Main track produces slower times, race-riding tactics in spotlight during opening week at Saratoga
By DICK POWELL
The first four days of Saratoga are in the books and some interesting things happened that bear watching.
This year, there was clay and sand added to the main track in an effort to get all three main tracks at NYRA as similar as they can. The first noticeable factor was how slow the main track played. The first three days of the meet were run under dry conditions and the main track was listed as “fast.”
But we saw some turtle-like running times with only a few exceptions. When the skies opened up early Monday morning and the main track was listed as “sloppy (sealed),” it was even slower.
This is not to say it was a main track that favored closers since front-runners did as well as could be expected. It just meant it took a while for them to get to the wire.
Work was done on the turf course in the off season and it looked like it might have helped front-runners. I will withhold final judgement since the Inner turf course ran on the hedge and the Mellon turf course ran with the temporary rail 12 feet out so we will have to see how the turf performs when the rail is farther out.
The stewards were in the spotlight in the weekend’s marquee races and both times, they flashed the “Inquiry” sign before letting the original result stand.
In the Diana Stakes (G1) on Saturday, Irad Ortiz Jr. turned for home three wide aboard favored LADY ELI (Divine Park) and went up after the leaders. QUIDARA (Dubawi) was running the race of her life towards the inside and ANTONOE (First Defence) was trying to squeeze through a narrow opening on the rail.

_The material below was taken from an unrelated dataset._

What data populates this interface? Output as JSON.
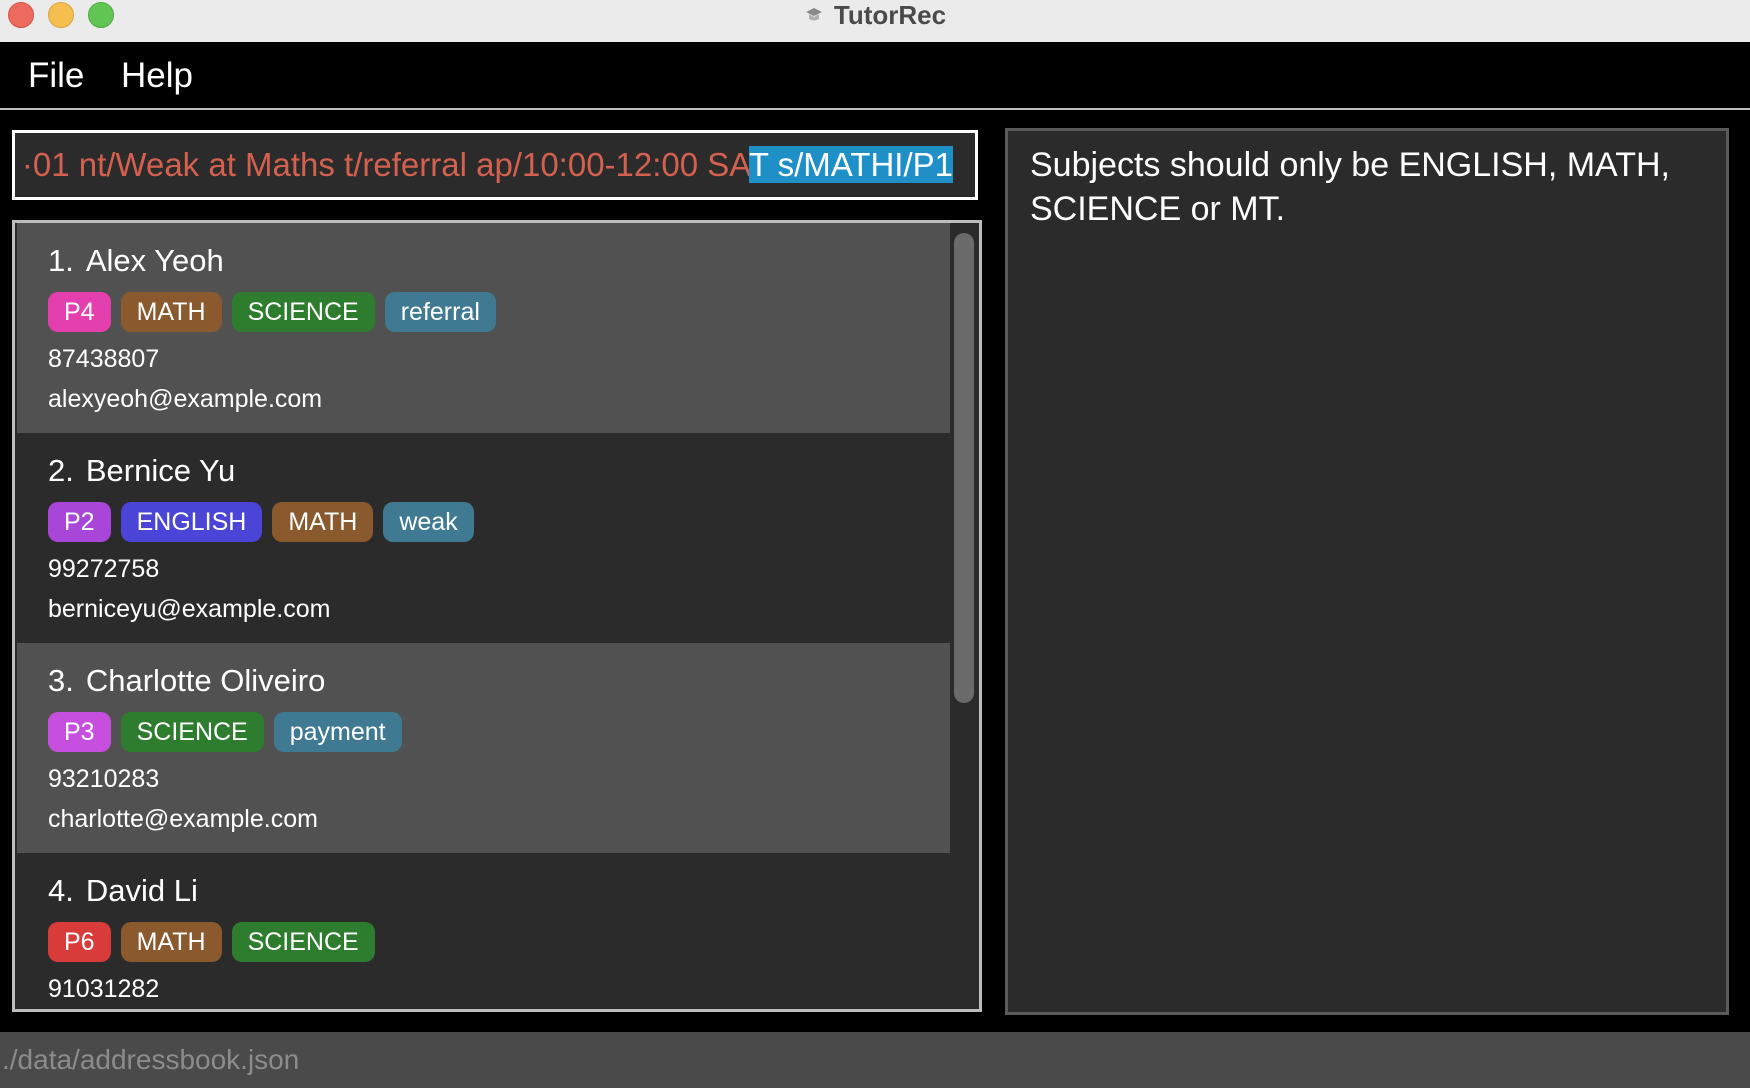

There was some brushing in the stretch and Ortiz Jr. did in fact come over enough to take away some of Quidara’s momentum which, in turn, took away the running room of Antonoe. The replay was reviewed many times and the result stood.
If you watch New York racing on a daily basis, we see the Ortiz brothers drift out or in when they have the lead to interfere with the horse making up ground on them. It rarely gets called so why would they stop doing it now? And, they are good at it as they subtly ease over and take away some ground from the horse moving up on them instead of blatantly bumping into them.
On Sunday, Mike Smith gave favored ABEl TASMAN (Quality Road) a sensational ride when he sensed a slow pace and sent the favorite down the backstretch to go up after the leaders. It was a bold move on Smith’s part, one that could be labeled premature with more five furlongs to go in the nine-furlong Coaching Club American Oaks (G1).
Turning for home, Jose Ortiz moved ELATE (Medaglia d’Oro) up the rail and it looked like she had enough room. Smith saw him coming and shifted Abel Tasman to the inside just enough to take away Ortiz’s momentum. Things got real tight and Ortiz had to battle Abel Tasman to his outside and the fence on his inside. Smith made things even worse by using his left-hand whip on Abel Tasman and then leaving the whip out there to intimidate Elate.
A long steward’s inquiry ensued afterward and Smith pled his case. After a long delay, the stewards let the result stand and Smith flew back to California. Nobody move; nobody gets hurt. Not the crime of the century but Smith’s savvy was the difference between winning and losing.
The irony was what happened to Jose Ortiz was what he and his brother do on a daily basis, and like Smith, get away with. Yes, it’s called race riding and it pales in comparison to what riders used to do to each other.
But if we are going to have the safest sport possible, these tactics have to be controlled since there is a fine line between risky and reckless. I will say it again if you missed it earlier but I believe every foul should be called no matter what.
DR. FAGER (Rough N’ Tumble) cut off IN REALITY (Intentionally) going into the first turn of the Jersey Derby in 1967 and won by seven lengths. In my mind, Dr. Fager, one of my all-time favorites, should have been taken down and he was. Today, they would say it didn’t affect the outcome of the race.
Ricardo Santana Jr. was the riding star of the first four days with five winners, three of them coming on turf. They paid $20.80, $12.20, $13.20, $43.80 and $24. He is young and aggressive and if he starts to pick up business with more live mounts, Santana should be fun to watch. The Ortiz brothers are first and second with Irad having seven winners and Jose six. Todd Pletcher has four winners and Chad Brown and Kiaran McLaughlin are next with three each.
Dick Powell handicaps New York tracks for Brisnet.com. You can find his Daily Selections for the Saratoga meet here.